Gross Features: These aggressive tumors usually are large, with widespread and
diffuse destruction of the renal parenchyma, invasion of the renal pelvis and
perirenal fatty tissue and extensive vascular invasion. They are not sharply
demarcated and are of solid consistency. The gray tumors are often interspersed with
dark foci of softening and necrosis.
Microscopic Features: The neuroendocrine tumors of the kidney express a broad
spectrum of differentiation ranging from small cell carcinoma to well differentiated
classical carcinoid. Ultrastructurally, these tumors contain various amounts of
intracytoplasmic membrane-bound granules with dense cores ranging from 150-400 nm in
diameter. Silver stains (i.e. Bodian or Grimelius stains) have generally been
successful in staining these granules. In small cell carcinoma, the nuclei are
hyperchromatic and oval with abundant mitotic figures while the more differentiated
forms are have round nuclei with less anaplasia. Alternating broad trabeculae and
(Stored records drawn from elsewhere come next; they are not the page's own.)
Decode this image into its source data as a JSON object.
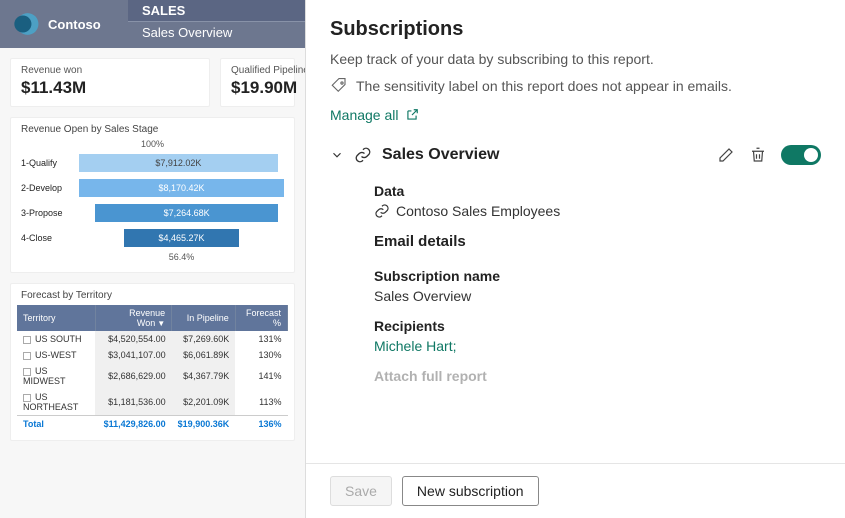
{
  "header": {
    "brand": "Contoso",
    "tab_group": "SALES",
    "tab_page": "Sales Overview"
  },
  "kpis": {
    "revenue_won": {
      "label": "Revenue won",
      "value": "$11.43M"
    },
    "pipeline": {
      "label": "Qualified Pipeline",
      "value": "$19.90M"
    }
  },
  "stage_chart": {
    "title": "Revenue Open by Sales Stage",
    "axis_top": "100%",
    "axis_bottom": "56.4%",
    "rows": [
      {
        "label": "1-Qualify",
        "value": "$7,912.02K"
      },
      {
        "label": "2-Develop",
        "value": "$8,170.42K"
      },
      {
        "label": "3-Propose",
        "value": "$7,264.68K"
      },
      {
        "label": "4-Close",
        "value": "$4,465.27K"
      }
    ]
  },
  "territory_table": {
    "title": "Forecast by Territory",
    "cols": {
      "c0": "Territory",
      "c1": "Revenue Won",
      "c2": "In Pipeline",
      "c3": "Forecast %"
    },
    "rows": [
      {
        "t": "US SOUTH",
        "won": "$4,520,554.00",
        "pipe": "$7,269.60K",
        "f": "131%"
      },
      {
        "t": "US-WEST",
        "won": "$3,041,107.00",
        "pipe": "$6,061.89K",
        "f": "130%"
      },
      {
        "t": "US MIDWEST",
        "won": "$2,686,629.00",
        "pipe": "$4,367.79K",
        "f": "141%"
      },
      {
        "t": "US NORTHEAST",
        "won": "$1,181,536.00",
        "pipe": "$2,201.09K",
        "f": "113%"
      }
    ],
    "total": {
      "t": "Total",
      "won": "$11,429,826.00",
      "pipe": "$19,900.36K",
      "f": "136%"
    }
  },
  "panel": {
    "title": "Subscriptions",
    "subtitle": "Keep track of your data by subscribing to this report.",
    "sensitivity": "The sensitivity label on this report does not appear in emails.",
    "manage": "Manage all",
    "section": {
      "name": "Sales Overview",
      "data_label": "Data",
      "data_value": "Contoso Sales Employees",
      "email_label": "Email details",
      "subname_label": "Subscription name",
      "subname_value": "Sales Overview",
      "recipients_label": "Recipients",
      "recipients_value": "Michele Hart;",
      "attach_label": "Attach full report"
    },
    "footer": {
      "save": "Save",
      "new": "New subscription"
    }
  },
  "chart_data": {
    "type": "bar",
    "title": "Revenue Open by Sales Stage",
    "orientation": "horizontal",
    "categories": [
      "1-Qualify",
      "2-Develop",
      "3-Propose",
      "4-Close"
    ],
    "values": [
      7912.02,
      8170.42,
      7264.68,
      4465.27
    ],
    "unit": "K USD",
    "funnel_top_pct": 100,
    "funnel_bottom_pct": 56.4
  }
}
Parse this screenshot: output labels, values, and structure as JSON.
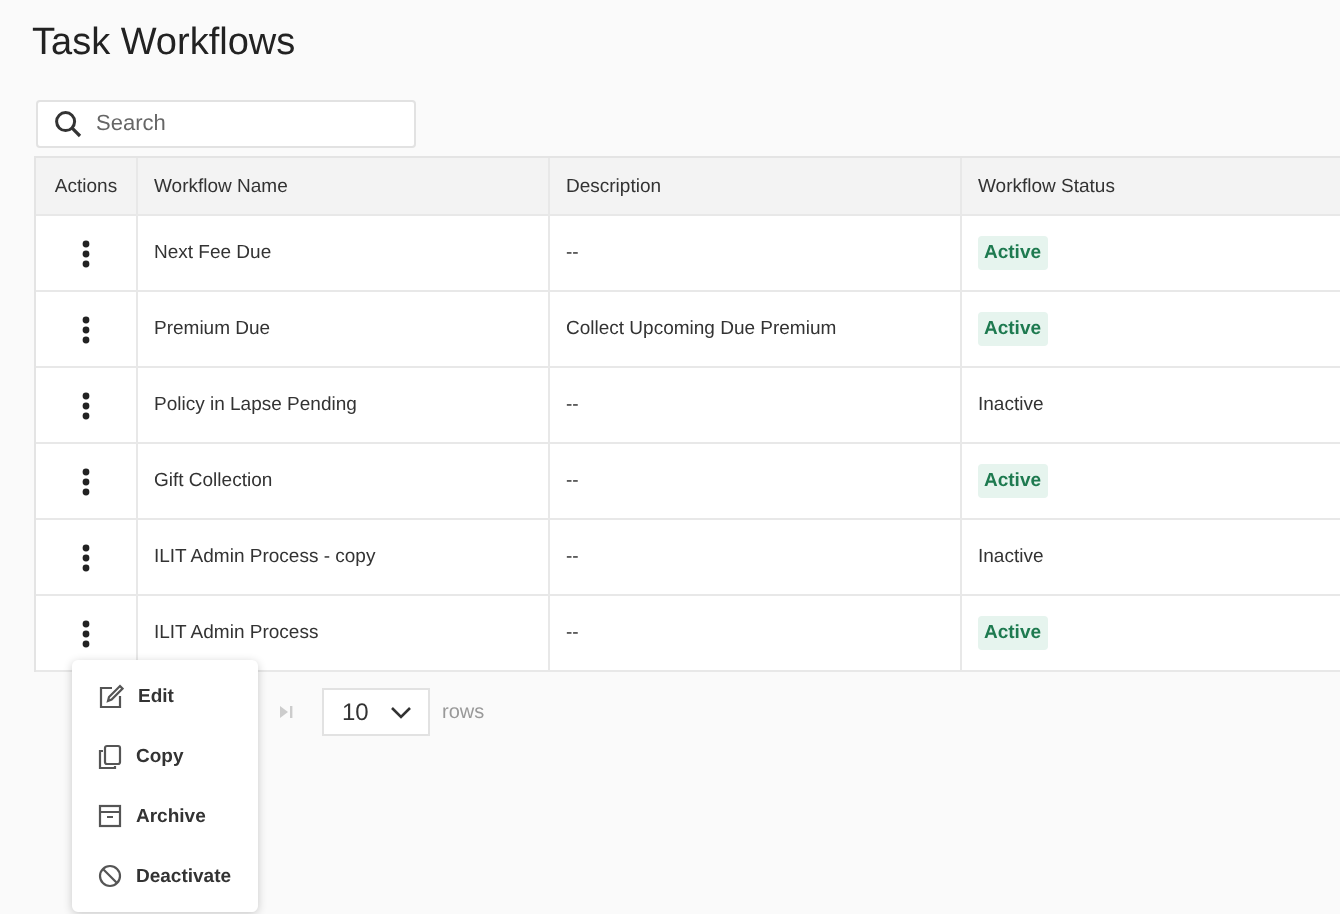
{
  "title": "Task Workflows",
  "search": {
    "placeholder": "Search"
  },
  "table": {
    "columns": [
      "Actions",
      "Workflow Name",
      "Description",
      "Workflow Status"
    ],
    "rows": [
      {
        "name": "Next Fee Due",
        "description": "--",
        "status": "Active",
        "active": true
      },
      {
        "name": "Premium Due",
        "description": "Collect Upcoming Due Premium",
        "status": "Active",
        "active": true
      },
      {
        "name": "Policy in Lapse Pending",
        "description": "--",
        "status": "Inactive",
        "active": false
      },
      {
        "name": "Gift Collection",
        "description": "--",
        "status": "Active",
        "active": true
      },
      {
        "name": "ILIT Admin Process - copy",
        "description": "--",
        "status": "Inactive",
        "active": false
      },
      {
        "name": "ILIT Admin Process",
        "description": "--",
        "status": "Active",
        "active": true
      }
    ]
  },
  "pagination": {
    "page_size": "10",
    "rows_label": "rows"
  },
  "action_menu": {
    "items": [
      {
        "kind": "edit",
        "label": "Edit"
      },
      {
        "kind": "copy",
        "label": "Copy"
      },
      {
        "kind": "archive",
        "label": "Archive"
      },
      {
        "kind": "deactivate",
        "label": "Deactivate"
      }
    ]
  }
}
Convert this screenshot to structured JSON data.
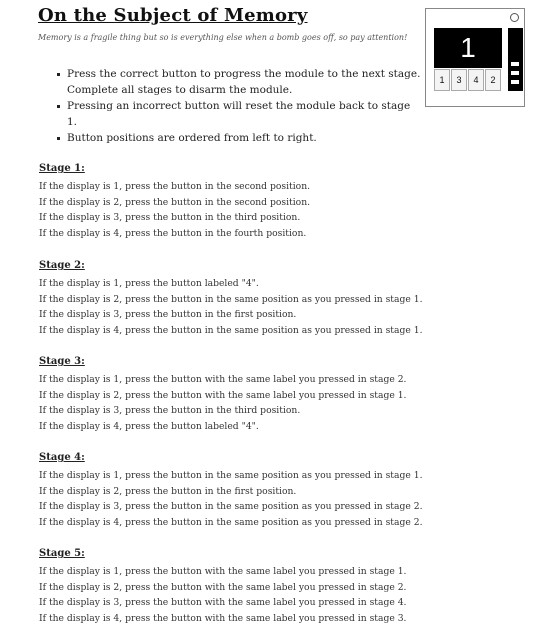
{
  "title": "On the Subject of Memory",
  "flavor": "Memory is a fragile thing but so is everything else when a bomb goes off, so pay attention!",
  "rules": [
    "Press the correct button to progress the module to the next stage. Complete all stages to disarm the module.",
    "Pressing an incorrect button will reset the module back to stage 1.",
    "Button positions are ordered from left to right."
  ],
  "module": {
    "display": "1",
    "buttons": [
      "1",
      "3",
      "4",
      "2"
    ],
    "stage_lamps_lit": 3
  },
  "stages": [
    {
      "heading": "Stage 1:",
      "lines": [
        "If the display is 1, press the button in the second position.",
        "If the display is 2, press the button in the second position.",
        "If the display is 3, press the button in the third position.",
        "If the display is 4, press the button in the fourth position."
      ]
    },
    {
      "heading": "Stage 2:",
      "lines": [
        "If the display is 1, press the button labeled \"4\".",
        "If the display is 2, press the button in the same position as you pressed in stage 1.",
        "If the display is 3, press the button in the first position.",
        "If the display is 4, press the button in the same position as you pressed in stage 1."
      ]
    },
    {
      "heading": "Stage 3:",
      "lines": [
        "If the display is 1, press the button with the same label you pressed in stage 2.",
        "If the display is 2, press the button with the same label you pressed in stage 1.",
        "If the display is 3, press the button in the third position.",
        "If the display is 4, press the button labeled \"4\"."
      ]
    },
    {
      "heading": "Stage 4:",
      "lines": [
        "If the display is 1, press the button in the same position as you pressed in stage 1.",
        "If the display is 2, press the button in the first position.",
        "If the display is 3, press the button in the same position as you pressed in stage 2.",
        "If the display is 4, press the button in the same position as you pressed in stage 2."
      ]
    },
    {
      "heading": "Stage 5:",
      "lines": [
        "If the display is 1, press the button with the same label you pressed in stage 1.",
        "If the display is 2, press the button with the same label you pressed in stage 2.",
        "If the display is 3, press the button with the same label you pressed in stage 4.",
        "If the display is 4, press the button with the same label you pressed in stage 3."
      ]
    }
  ]
}
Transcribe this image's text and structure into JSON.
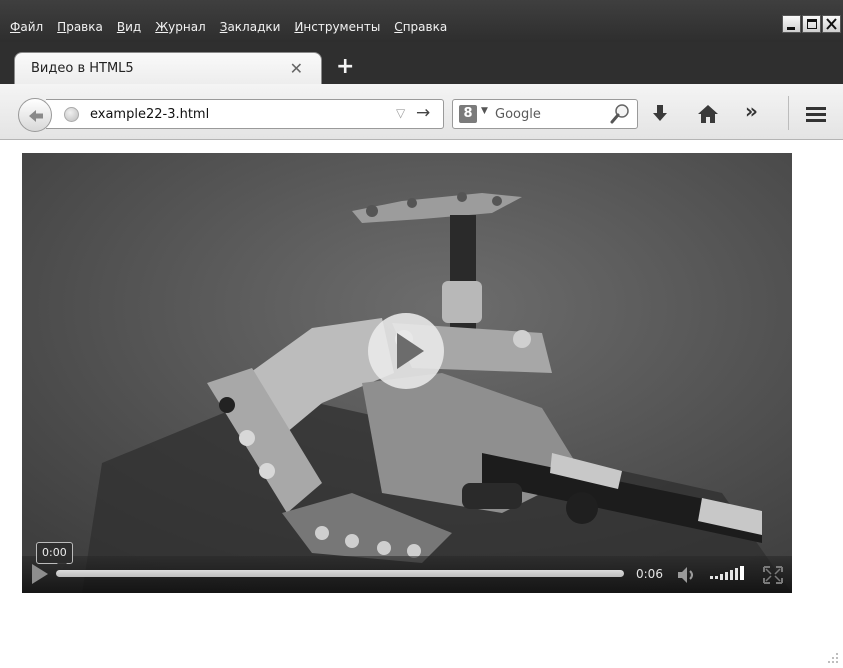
{
  "menubar": {
    "items": [
      {
        "accel": "Ф",
        "rest": "айл"
      },
      {
        "accel": "П",
        "rest": "равка"
      },
      {
        "accel": "В",
        "rest": "ид"
      },
      {
        "accel": "Ж",
        "rest": "урнал"
      },
      {
        "accel": "З",
        "rest": "акладки"
      },
      {
        "accel": "И",
        "rest": "нструменты"
      },
      {
        "accel": "С",
        "rest": "правка"
      }
    ]
  },
  "tabs": {
    "active_title": "Видео в HTML5",
    "close_glyph": "✕",
    "new_tab_glyph": "+"
  },
  "navbar": {
    "url": "example22-3.html",
    "dropmarker_glyph": "▽",
    "go_glyph": "→",
    "search_engine_badge": "8",
    "search_placeholder": "Google",
    "overflow_glyph": "»"
  },
  "video": {
    "current_time_tooltip": "0:00",
    "duration": "0:06",
    "progress": 0.0,
    "volume_level": 1.0
  },
  "colors": {
    "chrome_dark": "#2f2f2f",
    "toolbar": "#e8e8e8",
    "video_controls": "#1a1a1a"
  },
  "icons": [
    "back-arrow-icon",
    "globe-icon",
    "search-magnifier-icon",
    "download-arrow-icon",
    "home-icon",
    "hamburger-menu-icon",
    "play-icon",
    "volume-icon",
    "fullscreen-icon"
  ]
}
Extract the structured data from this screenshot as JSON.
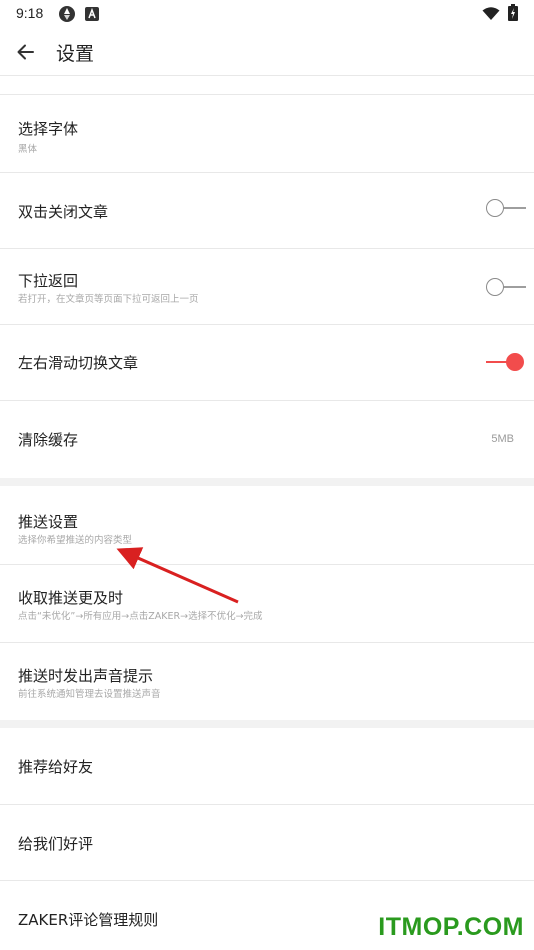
{
  "status_bar": {
    "time": "9:18",
    "icons": [
      "shutter-icon",
      "a-app-icon",
      "wifi-icon",
      "battery-charging-icon"
    ]
  },
  "app_bar": {
    "back_icon": "arrow-left-icon",
    "title": "设置"
  },
  "settings": {
    "font": {
      "title": "选择字体",
      "subtitle": "黑体"
    },
    "double_tap_close": {
      "title": "双击关闭文章",
      "toggle_on": false
    },
    "pull_back": {
      "title": "下拉返回",
      "subtitle": "若打开，在文章页等页面下拉可返回上一页",
      "toggle_on": false
    },
    "swipe_switch": {
      "title": "左右滑动切换文章",
      "toggle_on": true
    },
    "clear_cache": {
      "title": "清除缓存",
      "value": "5MB"
    },
    "push_settings": {
      "title": "推送设置",
      "subtitle": "选择你希望推送的内容类型"
    },
    "timely_push": {
      "title": "收取推送更及时",
      "subtitle": "点击“未优化”→所有应用→点击ZAKER→选择不优化→完成"
    },
    "push_sound": {
      "title": "推送时发出声音提示",
      "subtitle": "前往系统通知管理去设置推送声音"
    },
    "recommend": {
      "title": "推荐给好友"
    },
    "rate_us": {
      "title": "给我们好评"
    },
    "comment_rules": {
      "title": "ZAKER评论管理规则"
    }
  },
  "colors": {
    "accent": "#f24c4c",
    "annotation_arrow": "#d92020",
    "watermark": "#2a9a1e"
  },
  "watermark": "ITMOP.COM"
}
anastomosing cords embedded in a well vascularized stroma are the main characteristics
of the growth pattern in the carcinoid type.
Differential diagnosis: RCC unclassified, metastases.